START SOURCE MATERIAL

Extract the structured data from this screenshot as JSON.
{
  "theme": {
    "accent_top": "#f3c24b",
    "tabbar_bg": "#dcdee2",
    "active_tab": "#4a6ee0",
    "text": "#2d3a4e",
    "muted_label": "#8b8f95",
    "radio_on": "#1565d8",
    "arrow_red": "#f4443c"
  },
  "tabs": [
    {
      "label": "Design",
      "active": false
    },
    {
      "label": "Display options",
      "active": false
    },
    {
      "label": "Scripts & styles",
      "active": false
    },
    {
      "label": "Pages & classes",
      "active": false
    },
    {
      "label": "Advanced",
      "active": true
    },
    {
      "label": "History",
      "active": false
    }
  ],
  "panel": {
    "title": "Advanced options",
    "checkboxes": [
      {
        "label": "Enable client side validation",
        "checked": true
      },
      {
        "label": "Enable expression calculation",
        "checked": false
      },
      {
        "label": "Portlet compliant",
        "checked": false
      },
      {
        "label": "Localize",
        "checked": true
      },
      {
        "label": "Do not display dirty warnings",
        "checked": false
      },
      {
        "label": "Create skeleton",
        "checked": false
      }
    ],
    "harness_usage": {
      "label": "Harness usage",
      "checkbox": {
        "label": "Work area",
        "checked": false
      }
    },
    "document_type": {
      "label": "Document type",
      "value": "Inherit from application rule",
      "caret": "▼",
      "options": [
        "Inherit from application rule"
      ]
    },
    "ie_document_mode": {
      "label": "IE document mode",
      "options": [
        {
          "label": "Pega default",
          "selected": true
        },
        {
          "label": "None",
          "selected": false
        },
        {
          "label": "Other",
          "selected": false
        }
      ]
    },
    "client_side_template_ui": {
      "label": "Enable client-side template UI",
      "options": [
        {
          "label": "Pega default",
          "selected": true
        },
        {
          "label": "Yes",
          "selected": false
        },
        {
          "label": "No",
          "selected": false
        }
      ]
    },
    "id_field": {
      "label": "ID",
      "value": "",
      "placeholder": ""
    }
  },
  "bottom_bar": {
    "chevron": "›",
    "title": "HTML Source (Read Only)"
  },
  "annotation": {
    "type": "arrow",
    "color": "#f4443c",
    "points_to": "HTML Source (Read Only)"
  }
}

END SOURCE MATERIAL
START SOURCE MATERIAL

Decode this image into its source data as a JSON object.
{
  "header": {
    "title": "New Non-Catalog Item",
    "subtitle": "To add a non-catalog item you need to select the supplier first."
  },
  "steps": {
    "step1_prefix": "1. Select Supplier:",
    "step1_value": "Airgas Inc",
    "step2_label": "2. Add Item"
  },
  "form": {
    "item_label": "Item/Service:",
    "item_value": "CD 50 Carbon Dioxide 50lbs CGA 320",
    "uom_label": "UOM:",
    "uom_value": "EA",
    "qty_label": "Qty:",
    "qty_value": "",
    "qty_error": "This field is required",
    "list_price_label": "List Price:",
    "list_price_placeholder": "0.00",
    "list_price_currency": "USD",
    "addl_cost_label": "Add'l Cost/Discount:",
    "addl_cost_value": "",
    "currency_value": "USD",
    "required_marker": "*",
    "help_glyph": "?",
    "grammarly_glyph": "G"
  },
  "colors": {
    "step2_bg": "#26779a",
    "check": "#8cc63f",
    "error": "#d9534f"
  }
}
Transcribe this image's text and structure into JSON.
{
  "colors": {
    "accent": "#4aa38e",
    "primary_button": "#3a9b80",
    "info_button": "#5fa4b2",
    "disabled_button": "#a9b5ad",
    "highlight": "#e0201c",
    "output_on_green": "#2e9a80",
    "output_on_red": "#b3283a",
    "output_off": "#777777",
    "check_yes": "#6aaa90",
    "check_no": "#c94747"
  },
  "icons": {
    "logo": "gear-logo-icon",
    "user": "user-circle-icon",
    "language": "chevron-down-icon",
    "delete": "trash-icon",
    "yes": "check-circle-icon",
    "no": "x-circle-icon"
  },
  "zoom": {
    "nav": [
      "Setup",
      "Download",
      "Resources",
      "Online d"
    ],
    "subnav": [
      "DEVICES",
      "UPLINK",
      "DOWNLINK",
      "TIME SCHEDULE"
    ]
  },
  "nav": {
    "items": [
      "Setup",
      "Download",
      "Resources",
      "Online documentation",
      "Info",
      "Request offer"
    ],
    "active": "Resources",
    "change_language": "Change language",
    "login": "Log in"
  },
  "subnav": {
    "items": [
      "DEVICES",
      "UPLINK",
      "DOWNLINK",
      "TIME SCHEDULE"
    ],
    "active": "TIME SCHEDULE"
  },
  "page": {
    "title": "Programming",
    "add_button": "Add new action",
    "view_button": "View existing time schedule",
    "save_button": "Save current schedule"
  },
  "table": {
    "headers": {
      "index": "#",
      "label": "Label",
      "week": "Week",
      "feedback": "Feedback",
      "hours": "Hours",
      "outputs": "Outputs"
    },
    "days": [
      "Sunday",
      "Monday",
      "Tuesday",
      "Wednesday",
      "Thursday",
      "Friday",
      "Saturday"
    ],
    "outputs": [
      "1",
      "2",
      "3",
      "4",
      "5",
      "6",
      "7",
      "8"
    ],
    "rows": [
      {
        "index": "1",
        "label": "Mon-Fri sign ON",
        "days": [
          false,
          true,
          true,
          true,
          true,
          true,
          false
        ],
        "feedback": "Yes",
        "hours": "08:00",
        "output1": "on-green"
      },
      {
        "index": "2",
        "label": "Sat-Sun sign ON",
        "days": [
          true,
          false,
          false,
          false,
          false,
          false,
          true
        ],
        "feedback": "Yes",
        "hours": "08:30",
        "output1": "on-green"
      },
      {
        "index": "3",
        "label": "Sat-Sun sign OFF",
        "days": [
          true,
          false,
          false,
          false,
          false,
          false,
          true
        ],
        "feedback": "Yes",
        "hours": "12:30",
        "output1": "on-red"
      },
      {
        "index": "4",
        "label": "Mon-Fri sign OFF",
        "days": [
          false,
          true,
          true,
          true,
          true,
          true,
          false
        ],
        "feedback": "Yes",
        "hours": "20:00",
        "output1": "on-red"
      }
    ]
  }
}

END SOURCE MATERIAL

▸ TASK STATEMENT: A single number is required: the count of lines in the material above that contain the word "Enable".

▸ WORKED SOLUTION: 3